IISRI researchers are using advanced haptic and motion capture technologies to evaluate firearm discharge training tasks. This enables accurate training analysis, supports decision-making and delivers immersive shooting simulation. This research focuses on detailed analysis and realistic modelling of firearm discharge procedures, as well as force modelling and temporal-based calculation and rendering for specific firearms.

Wavelets and multi-wavelet bases for stereo correspondence estimation

Stereo correspondence estimation in one of the most active research areas in the field of computer vision. IISRI researchers have developed an algorithm that uses multi-resolution analysis enforced with wavelets/multi-wavelets transform modulus maxima to establish correspondences between stereo pairs of images.

Measuring depth accuracy in RGBD cameras

RGBD sensors project an infrared pattern and calculate depth from the reflected light using an infrared sensitive camera. In this research, the depth-sensing capabilities of two RGBD sensors are compared under various conditions.

Real-time ergonomic assessment for assembly operations using RGBD cameras

Ergonomic assessments increase productivity and performance by helping to prevent and reduce workplace injuries.
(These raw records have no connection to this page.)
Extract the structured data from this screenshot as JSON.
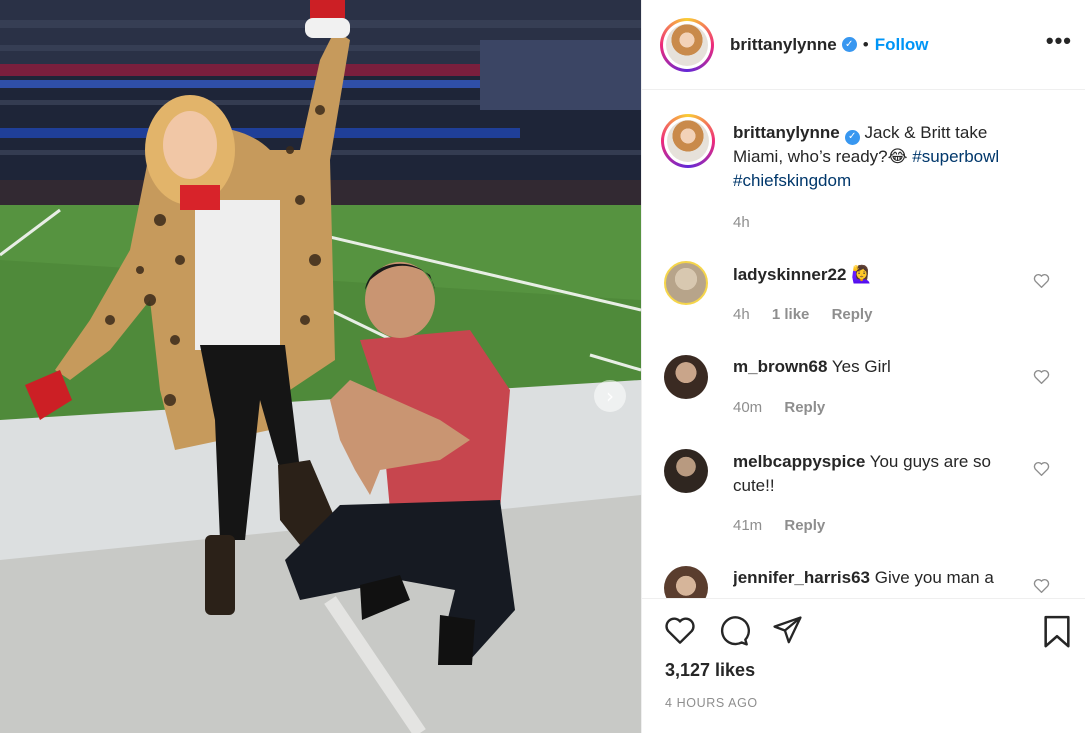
{
  "post": {
    "username": "brittanylynne",
    "verified_icon": "verified-badge-icon",
    "separator": "•",
    "follow_label": "Follow",
    "more_label": "•••",
    "carousel_next": "›"
  },
  "caption": {
    "username": "brittanylynne",
    "text": "Jack & Britt take Miami, who’s ready?😂",
    "hashtag1": "#superbowl",
    "hashtag2": "#chiefskingdom",
    "time": "4h"
  },
  "comments": [
    {
      "username": "ladyskinner22",
      "text": "🙋‍♀️",
      "time": "4h",
      "likes": "1 like",
      "reply": "Reply"
    },
    {
      "username": "m_brown68",
      "text": "Yes Girl",
      "time": "40m",
      "reply": "Reply"
    },
    {
      "username": "melbcappyspice",
      "text": "You guys are so cute!!",
      "time": "41m",
      "reply": "Reply"
    },
    {
      "username": "jennifer_harris63",
      "text": "Give you man a"
    }
  ],
  "footer": {
    "likes": "3,127 likes",
    "time_ago": "4 HOURS AGO"
  },
  "colors": {
    "link": "#00376b",
    "follow": "#0095f6",
    "muted": "#8e8e8e",
    "verified": "#3897f0"
  }
}
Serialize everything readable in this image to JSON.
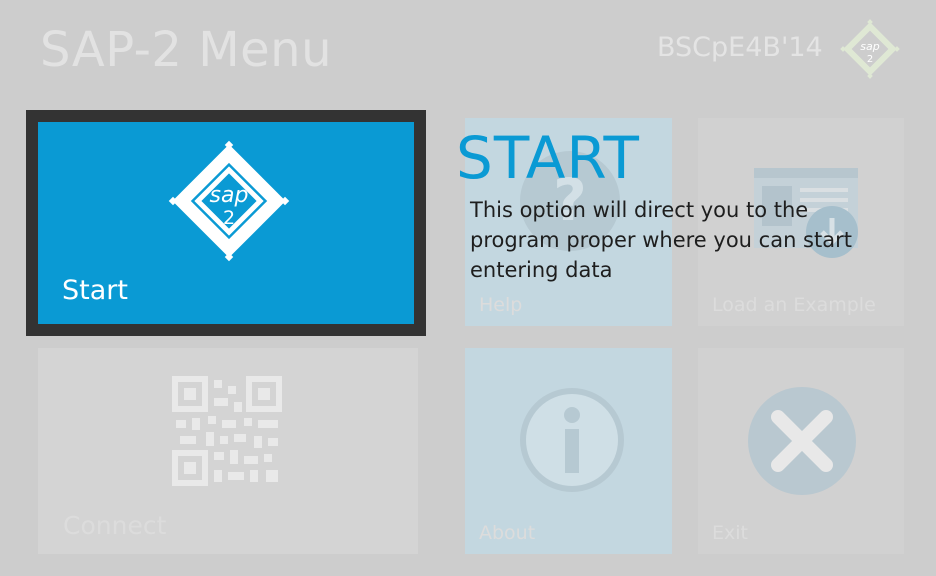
{
  "header": {
    "title": "SAP-2 Menu",
    "brand": "BSCpE4B'14",
    "brand_logo_text_top": "sap",
    "brand_logo_text_bottom": "2"
  },
  "tiles": {
    "start": {
      "label": "Start",
      "logo_text_top": "sap",
      "logo_text_bottom": "2",
      "icon": "sap2-logo-icon",
      "color": "#0a9ad4"
    },
    "help": {
      "label": "Help",
      "icon": "help-icon"
    },
    "load_example": {
      "label": "Load an Example",
      "icon": "load-example-icon"
    },
    "connect": {
      "label": "Connect",
      "icon": "qr-code-icon"
    },
    "about": {
      "label": "About",
      "icon": "info-icon"
    },
    "exit": {
      "label": "Exit",
      "icon": "close-icon"
    }
  },
  "tooltip": {
    "title": "START",
    "body": "This option will direct you to the program proper where you can start entering data"
  },
  "colors": {
    "accent": "#0a9ad4",
    "background": "#cdcdcd",
    "selection_border": "#333333"
  }
}
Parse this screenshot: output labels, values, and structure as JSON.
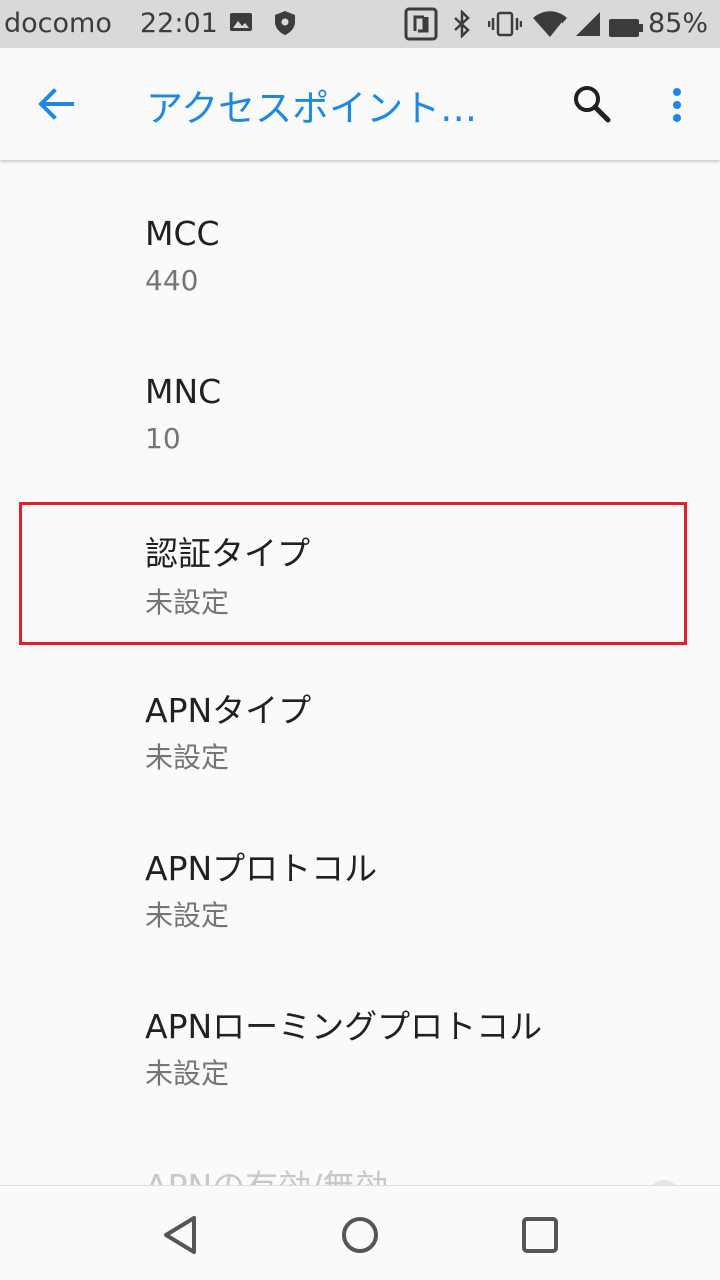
{
  "status_bar": {
    "carrier": "docomo",
    "time": "22:01",
    "battery_percent": "85%",
    "icons": [
      "gallery-icon",
      "shield-icon",
      "nfc-icon",
      "bluetooth-icon",
      "vibrate-icon",
      "wifi-icon",
      "battery-icon"
    ]
  },
  "app_bar": {
    "title": "アクセスポイント…",
    "accent_color": "#1e88e5"
  },
  "items": [
    {
      "label": "MCC",
      "value": "440"
    },
    {
      "label": "MNC",
      "value": "10"
    },
    {
      "label": "認証タイプ",
      "value": "未設定"
    },
    {
      "label": "APNタイプ",
      "value": "未設定"
    },
    {
      "label": "APNプロトコル",
      "value": "未設定"
    },
    {
      "label": "APNローミングプロトコル",
      "value": "未設定"
    },
    {
      "label": "APNの有効/無効"
    }
  ],
  "highlight_color": "#e0202a",
  "nav_bar": {
    "icons": [
      "back-triangle-icon",
      "home-circle-icon",
      "recents-square-icon"
    ]
  }
}
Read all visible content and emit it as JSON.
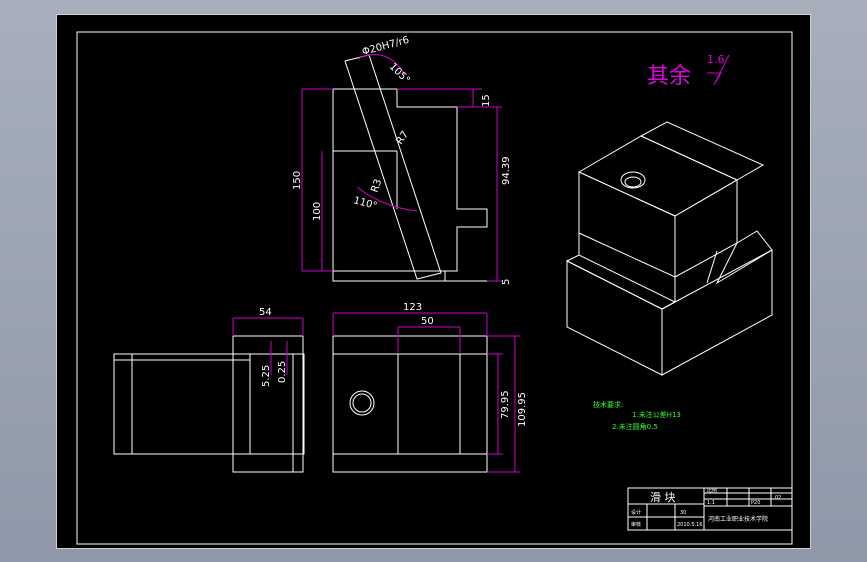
{
  "drawing": {
    "roughness_note": "其余",
    "roughness_value": "1.6",
    "dims": {
      "fit_dia": "Φ20H7/r6",
      "angle_105": "105°",
      "h15": "15",
      "r7": "R7",
      "h94": "94.39",
      "h150": "150",
      "r3": "R3",
      "angle_110": "110°",
      "h100": "100",
      "h5": "5",
      "w54": "54",
      "d525": "5.25",
      "d025": "0.25",
      "w123": "123",
      "w50": "50",
      "h7995": "79.95",
      "h10995": "109.95"
    },
    "tech_req": {
      "title": "技术要求:",
      "line1": "1.未注公差H13",
      "line2": "2.未注圆角0.5"
    },
    "title_block": {
      "part_name": "滑 块",
      "scale_label": "比例",
      "scale": "1:1",
      "material": "P20",
      "sheet": "共 张",
      "qty": "30",
      "designer": "设计",
      "checker": "审核",
      "date": "2010.5.16",
      "school": "河南工业职业技术学院",
      "page": "02"
    }
  },
  "colors": {
    "background": "#9aa2b1",
    "sheet": "#000000",
    "outline": "#ffffff",
    "dimension": "#d000d0",
    "annotation": "#30ff30",
    "roughness": "#e000e0"
  }
}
The aim of this research is to use RGBD cameras for real-time ergonomic assessment in assembly operations. The accuracy and high sampling rates of RGBD sensors create an opportunity to monitor and alert operators if their current posture is risky.

Human motion analysis from video sequences

This research proposed a general framework for the analysis of human motion in videos, based on the bag-of-words representation and the probabilistic Latent Semantic Analysis (pLSA) model. This consists of detecting human subjects in videos, extracting pyramid Histogram of oriented Gradient descriptors, constructing a visual codebook by k-means clustering, and supervised learning of the pLSA model for recognition.

Event-related potential analysis to identify functional differences in the brain

The event-related potential (ERP) technique is a derivative of Electroencephalography (EEG), which measures brain activity during the cognitive processing of a sensory, motor or cognitive task. Our research investigates the use of extended multivariate autoregressive  (eMVAR) models for information flow analysis of ERP data. We are developing a range of adaptive estimation techniques, with the goal of improved extraction of the underlying information flow using the ERP data. These techniques are also used in a variety of applied research, including cognitive load assessment, development of brain-machine interfaces and rehabilitation-related studies.

Human identification from ecg signals

There is a lot of interest in using characteristics such as a person’s face, fingerprints or gait as a form of biomedical identification. Recent research reveals that individuals can be identified from Electrocardiogram (ECG) signals as people have different physiological and geometrical hearts, resulting in unique ECG signals. In our research, we are extracting compact and discriminative features from ECG signals. Unlike previous methods, the proposed method is able to capture both local and global structural information and does not need to segment individual heartbeats or detect fiducial points.

Neural microelectrodes on microfluidics

This research looks at interfacing nerve cells on an integrated microfluidics platform with electronics and software systems. The focus is on developing an integrated platform of these promising technologies into a modular platform. This involves interfacing nerve cells in immobilised microstructures inside microfluidics with embedded systems, and investigation of dynamics of bi-directional communication between neuron and silicon.